To imagine how off-chain transactions look like, consider this:

To sum it up, payment channel is nothing but a combination of pooling some money together and then transferring the promise of ownership of the pooled-in money in the agreed upon manner. If ever either of Xan or Yelena needs to close the network, they can.

Terminating a network would only mean opening up the box and taking the money inside. This opening of the box happens on the Blockchain and who owns how much from the box is recorded forever.

That’s how payment channels work. But that doesn’t even come close to defining their true potential. Their true power is unleashed when two or more payment channels work together to form a network - The Lightning Network.

Got it, so how does it actually work?

LN works by touching the value from the possession of the Bitcoins to the ability of ownership of the Bitcoins.

This shift is huge. Like always, we will use an example to understand this. Imagine there are three people - Xan, Yelena and Zeke - such that there’s a payment channel open between Xan and Yelena, and there’s another channel open between Yelena and Zeke.

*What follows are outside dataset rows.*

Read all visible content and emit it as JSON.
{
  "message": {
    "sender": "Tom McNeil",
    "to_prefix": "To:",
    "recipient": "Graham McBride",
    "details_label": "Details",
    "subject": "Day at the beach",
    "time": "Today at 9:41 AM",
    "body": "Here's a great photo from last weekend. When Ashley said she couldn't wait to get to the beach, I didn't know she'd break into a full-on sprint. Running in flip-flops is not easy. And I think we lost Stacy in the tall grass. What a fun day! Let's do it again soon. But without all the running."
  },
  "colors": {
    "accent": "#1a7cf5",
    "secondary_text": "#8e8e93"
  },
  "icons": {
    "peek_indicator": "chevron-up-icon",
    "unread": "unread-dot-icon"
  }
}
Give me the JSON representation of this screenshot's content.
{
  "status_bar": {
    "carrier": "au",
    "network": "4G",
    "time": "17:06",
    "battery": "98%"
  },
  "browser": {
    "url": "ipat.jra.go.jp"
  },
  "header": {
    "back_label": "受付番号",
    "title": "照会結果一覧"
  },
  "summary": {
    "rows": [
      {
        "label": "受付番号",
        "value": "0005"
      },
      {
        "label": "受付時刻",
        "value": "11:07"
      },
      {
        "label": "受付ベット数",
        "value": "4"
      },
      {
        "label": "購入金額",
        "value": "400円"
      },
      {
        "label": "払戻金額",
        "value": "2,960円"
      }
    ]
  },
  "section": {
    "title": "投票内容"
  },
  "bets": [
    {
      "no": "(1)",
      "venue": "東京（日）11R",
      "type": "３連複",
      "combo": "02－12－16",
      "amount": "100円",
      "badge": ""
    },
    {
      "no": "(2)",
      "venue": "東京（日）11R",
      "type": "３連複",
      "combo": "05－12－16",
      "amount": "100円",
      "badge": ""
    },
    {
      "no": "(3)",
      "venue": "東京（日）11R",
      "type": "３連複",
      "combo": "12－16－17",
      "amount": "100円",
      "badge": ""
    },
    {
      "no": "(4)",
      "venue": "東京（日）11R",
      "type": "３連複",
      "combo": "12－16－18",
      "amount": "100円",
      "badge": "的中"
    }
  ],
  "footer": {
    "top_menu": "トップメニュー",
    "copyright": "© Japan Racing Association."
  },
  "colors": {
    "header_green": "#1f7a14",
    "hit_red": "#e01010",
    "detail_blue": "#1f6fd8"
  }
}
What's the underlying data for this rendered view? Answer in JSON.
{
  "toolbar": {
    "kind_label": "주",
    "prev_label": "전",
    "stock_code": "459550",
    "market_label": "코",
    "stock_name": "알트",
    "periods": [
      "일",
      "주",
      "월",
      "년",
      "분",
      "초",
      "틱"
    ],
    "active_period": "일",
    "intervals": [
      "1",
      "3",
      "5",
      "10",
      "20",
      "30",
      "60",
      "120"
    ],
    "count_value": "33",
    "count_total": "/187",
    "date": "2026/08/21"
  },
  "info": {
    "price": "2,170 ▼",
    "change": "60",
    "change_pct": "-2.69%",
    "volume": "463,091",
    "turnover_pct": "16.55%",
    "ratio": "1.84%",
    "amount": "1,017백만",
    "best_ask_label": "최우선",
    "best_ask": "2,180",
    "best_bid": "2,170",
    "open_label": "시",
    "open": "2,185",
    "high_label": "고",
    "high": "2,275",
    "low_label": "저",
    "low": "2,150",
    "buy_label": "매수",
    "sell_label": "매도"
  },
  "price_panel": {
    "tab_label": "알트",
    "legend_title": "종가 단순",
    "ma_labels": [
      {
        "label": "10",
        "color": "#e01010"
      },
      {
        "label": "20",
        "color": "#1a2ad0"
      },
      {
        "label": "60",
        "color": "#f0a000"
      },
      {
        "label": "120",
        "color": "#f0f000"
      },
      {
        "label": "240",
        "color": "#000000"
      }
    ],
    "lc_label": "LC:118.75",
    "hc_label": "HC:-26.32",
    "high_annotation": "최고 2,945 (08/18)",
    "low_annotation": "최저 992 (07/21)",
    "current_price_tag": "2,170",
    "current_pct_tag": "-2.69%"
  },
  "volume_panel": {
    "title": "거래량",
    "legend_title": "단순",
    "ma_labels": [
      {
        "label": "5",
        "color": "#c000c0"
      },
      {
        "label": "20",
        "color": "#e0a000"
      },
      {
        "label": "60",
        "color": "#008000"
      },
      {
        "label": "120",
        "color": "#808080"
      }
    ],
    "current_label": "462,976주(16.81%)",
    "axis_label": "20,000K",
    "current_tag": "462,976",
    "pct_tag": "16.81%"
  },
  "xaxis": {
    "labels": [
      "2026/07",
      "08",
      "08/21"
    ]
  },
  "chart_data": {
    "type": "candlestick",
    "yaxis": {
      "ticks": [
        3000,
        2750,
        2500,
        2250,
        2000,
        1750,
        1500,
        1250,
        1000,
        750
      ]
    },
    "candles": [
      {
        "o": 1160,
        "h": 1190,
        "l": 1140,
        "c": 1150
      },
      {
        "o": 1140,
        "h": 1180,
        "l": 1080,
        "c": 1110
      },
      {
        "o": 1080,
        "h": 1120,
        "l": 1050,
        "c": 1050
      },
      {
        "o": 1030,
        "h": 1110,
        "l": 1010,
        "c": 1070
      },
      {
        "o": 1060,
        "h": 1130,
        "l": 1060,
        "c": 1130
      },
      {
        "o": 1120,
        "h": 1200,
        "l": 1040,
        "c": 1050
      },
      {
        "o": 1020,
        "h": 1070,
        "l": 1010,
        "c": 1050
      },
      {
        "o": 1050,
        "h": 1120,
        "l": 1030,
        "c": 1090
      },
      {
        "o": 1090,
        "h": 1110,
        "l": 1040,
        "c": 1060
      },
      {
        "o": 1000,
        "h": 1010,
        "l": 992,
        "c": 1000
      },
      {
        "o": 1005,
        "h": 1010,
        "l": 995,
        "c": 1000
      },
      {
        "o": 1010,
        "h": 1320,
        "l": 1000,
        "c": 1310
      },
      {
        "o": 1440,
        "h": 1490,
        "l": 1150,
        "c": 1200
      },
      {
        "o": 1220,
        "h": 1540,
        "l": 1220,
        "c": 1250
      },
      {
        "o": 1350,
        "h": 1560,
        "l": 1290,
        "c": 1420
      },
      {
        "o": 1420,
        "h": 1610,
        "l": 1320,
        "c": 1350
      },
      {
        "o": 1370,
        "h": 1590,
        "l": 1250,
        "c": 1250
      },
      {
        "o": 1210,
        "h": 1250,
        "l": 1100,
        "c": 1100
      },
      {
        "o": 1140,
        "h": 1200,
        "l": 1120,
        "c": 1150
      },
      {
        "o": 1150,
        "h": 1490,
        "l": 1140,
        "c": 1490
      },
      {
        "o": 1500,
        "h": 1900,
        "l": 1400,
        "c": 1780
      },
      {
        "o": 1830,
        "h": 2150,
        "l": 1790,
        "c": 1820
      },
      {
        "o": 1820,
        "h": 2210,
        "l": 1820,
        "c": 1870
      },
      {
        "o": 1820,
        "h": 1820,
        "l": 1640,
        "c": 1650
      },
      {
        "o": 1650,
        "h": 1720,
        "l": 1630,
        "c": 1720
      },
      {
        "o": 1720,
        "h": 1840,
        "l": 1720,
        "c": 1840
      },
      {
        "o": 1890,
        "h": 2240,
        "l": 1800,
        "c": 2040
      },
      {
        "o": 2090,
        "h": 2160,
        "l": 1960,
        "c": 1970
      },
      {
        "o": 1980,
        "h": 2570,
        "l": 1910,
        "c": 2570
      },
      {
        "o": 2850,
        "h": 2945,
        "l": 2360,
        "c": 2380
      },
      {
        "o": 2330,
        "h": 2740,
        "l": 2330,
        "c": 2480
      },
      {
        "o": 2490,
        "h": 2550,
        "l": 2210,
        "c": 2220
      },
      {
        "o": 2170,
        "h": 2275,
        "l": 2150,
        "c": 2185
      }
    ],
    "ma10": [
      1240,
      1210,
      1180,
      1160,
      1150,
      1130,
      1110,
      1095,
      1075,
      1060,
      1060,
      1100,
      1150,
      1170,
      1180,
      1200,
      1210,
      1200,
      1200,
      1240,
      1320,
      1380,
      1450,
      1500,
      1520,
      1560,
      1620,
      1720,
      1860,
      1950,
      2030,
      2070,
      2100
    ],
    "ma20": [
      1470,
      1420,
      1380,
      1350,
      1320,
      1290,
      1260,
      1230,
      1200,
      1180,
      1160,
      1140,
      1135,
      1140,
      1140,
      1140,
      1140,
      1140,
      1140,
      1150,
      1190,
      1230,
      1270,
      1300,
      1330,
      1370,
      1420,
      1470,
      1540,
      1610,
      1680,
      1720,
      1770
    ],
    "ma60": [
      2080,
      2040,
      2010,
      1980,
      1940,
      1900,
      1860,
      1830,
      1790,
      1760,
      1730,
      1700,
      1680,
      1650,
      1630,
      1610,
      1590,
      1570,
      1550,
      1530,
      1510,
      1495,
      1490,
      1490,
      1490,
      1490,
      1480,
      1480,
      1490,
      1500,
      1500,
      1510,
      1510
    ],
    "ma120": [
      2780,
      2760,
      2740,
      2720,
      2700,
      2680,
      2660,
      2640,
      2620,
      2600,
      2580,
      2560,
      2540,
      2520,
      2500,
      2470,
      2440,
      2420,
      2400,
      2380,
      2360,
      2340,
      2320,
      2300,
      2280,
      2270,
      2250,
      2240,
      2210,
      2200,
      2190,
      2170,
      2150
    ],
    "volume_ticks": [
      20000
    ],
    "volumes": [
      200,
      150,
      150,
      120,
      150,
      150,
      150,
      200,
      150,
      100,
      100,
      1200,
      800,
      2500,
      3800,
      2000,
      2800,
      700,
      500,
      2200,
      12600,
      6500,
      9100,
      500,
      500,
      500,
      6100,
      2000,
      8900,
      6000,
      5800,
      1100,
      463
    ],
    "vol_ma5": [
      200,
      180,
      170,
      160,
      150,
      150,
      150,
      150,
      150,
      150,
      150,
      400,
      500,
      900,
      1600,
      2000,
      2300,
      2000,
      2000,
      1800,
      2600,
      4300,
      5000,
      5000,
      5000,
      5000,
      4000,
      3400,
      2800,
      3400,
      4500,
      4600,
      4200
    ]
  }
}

Note that Xan and Zeke have no payment channel between them.

In such a condition, if Xan needs to transfer 2 BTC to Zeke, he can use the sum network between Yelena and Zeke to do that. How does that look like?

Xan asks Yelena to transfer a promise of 2 BTC to Zeke on Yelena-Zeke payment channel and then he reimburses Yelena with 2 BTC on Xan-Yelena channel.

With such link of payment networks, a huge portion of transactions can be divested from the Blockchain to be carried out off the chain, therefore, freeing up the chain’s bandwidth. Using a network of payment channels, millions of transactions can happen, and that too without a hefty transaction fee.

That’s the Lightning Network.